Count how many lines in the data hold the word "label", and give that number alone.

== Interface dataset entries ==
___
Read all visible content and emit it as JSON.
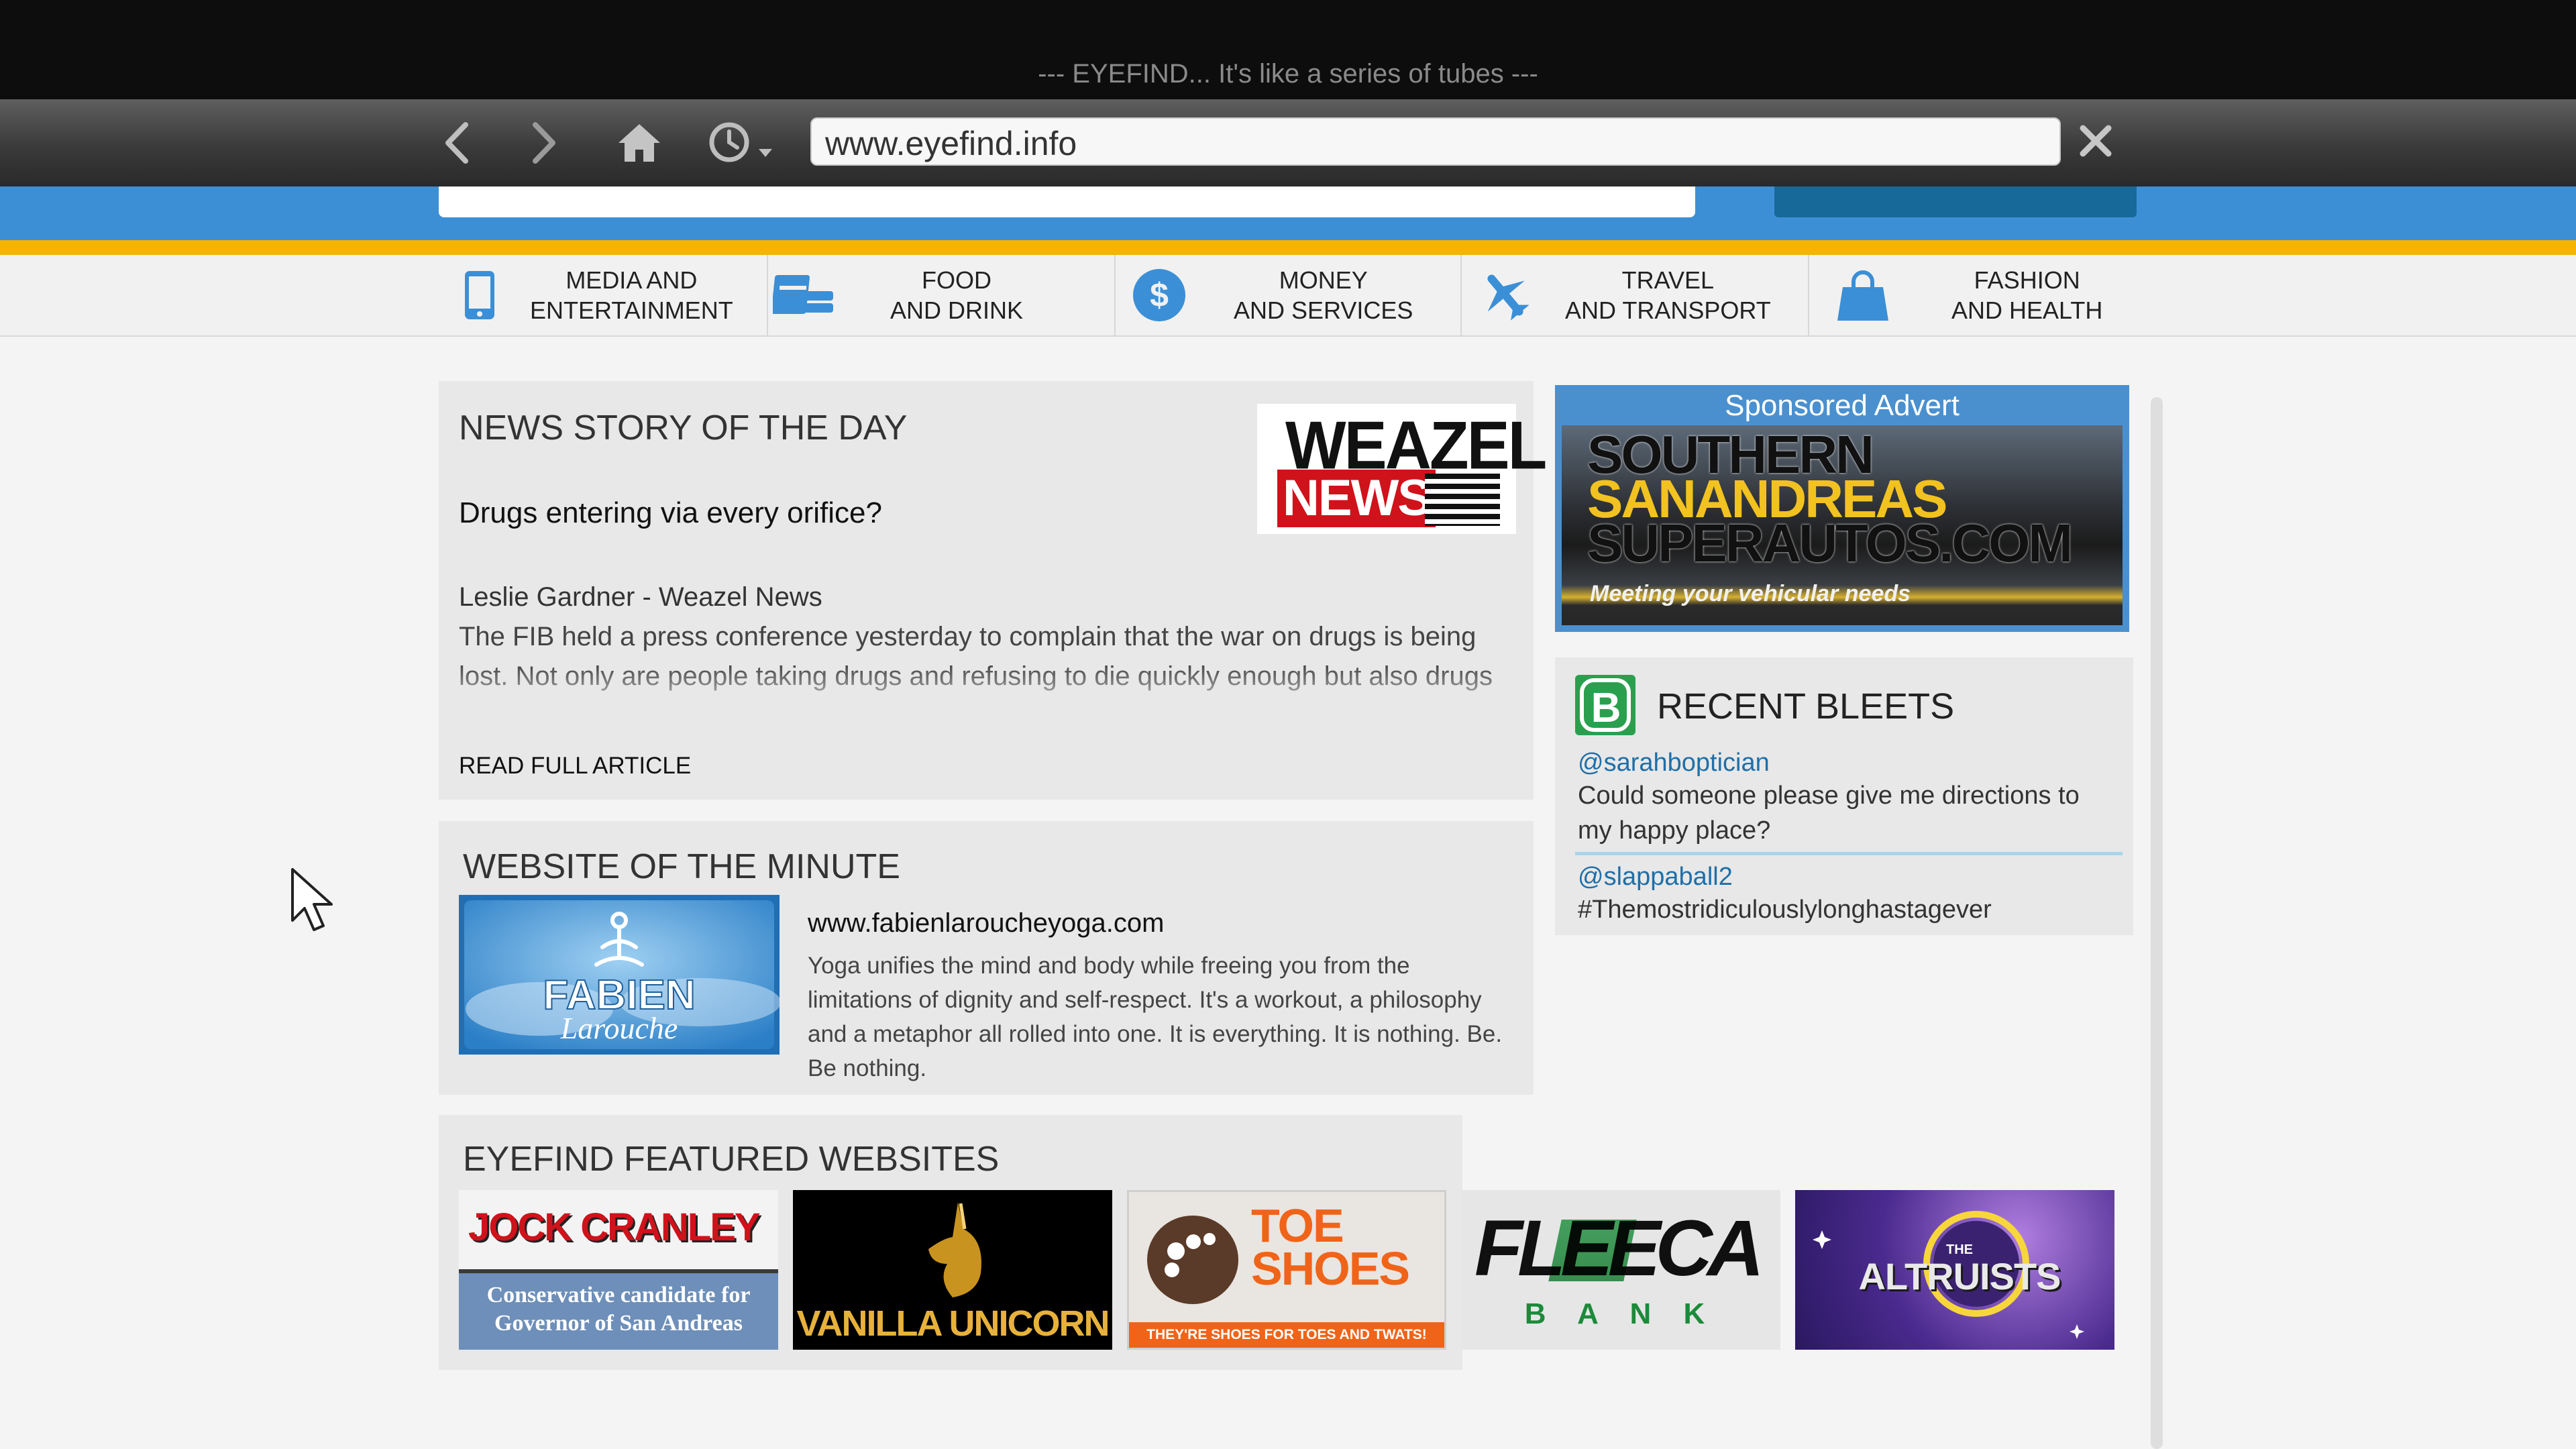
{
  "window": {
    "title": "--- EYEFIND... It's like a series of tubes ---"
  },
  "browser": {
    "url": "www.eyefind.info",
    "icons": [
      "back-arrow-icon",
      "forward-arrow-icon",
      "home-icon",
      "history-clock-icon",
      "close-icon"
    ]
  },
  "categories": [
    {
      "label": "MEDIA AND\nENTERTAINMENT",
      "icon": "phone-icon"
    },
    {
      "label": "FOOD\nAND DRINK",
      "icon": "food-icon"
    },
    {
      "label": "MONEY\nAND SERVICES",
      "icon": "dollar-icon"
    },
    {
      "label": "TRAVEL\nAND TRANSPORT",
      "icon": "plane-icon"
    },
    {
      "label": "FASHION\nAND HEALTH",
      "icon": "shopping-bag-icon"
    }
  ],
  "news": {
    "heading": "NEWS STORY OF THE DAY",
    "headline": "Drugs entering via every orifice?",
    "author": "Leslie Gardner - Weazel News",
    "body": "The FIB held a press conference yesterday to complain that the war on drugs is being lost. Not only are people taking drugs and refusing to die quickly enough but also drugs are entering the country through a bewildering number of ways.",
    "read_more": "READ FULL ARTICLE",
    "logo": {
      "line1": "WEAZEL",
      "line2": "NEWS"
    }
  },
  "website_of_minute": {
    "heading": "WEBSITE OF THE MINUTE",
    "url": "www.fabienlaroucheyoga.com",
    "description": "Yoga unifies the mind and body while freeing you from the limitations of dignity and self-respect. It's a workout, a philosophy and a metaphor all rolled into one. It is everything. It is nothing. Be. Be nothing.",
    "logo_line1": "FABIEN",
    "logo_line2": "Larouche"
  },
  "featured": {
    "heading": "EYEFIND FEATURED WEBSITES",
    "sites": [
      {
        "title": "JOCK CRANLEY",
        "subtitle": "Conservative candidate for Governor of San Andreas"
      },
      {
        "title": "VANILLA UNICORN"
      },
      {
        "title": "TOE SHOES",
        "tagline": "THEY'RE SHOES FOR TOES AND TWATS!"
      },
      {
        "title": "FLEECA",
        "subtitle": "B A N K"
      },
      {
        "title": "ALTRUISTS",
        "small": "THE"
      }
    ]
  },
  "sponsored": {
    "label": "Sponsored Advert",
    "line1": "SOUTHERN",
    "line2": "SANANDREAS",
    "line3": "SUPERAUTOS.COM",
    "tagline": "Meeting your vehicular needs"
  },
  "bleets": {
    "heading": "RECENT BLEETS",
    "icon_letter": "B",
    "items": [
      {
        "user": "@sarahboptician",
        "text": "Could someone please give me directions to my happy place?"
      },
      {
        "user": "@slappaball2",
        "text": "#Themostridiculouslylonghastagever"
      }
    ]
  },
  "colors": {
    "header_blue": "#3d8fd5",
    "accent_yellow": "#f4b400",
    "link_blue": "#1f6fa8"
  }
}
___
== Exercise solution ==
6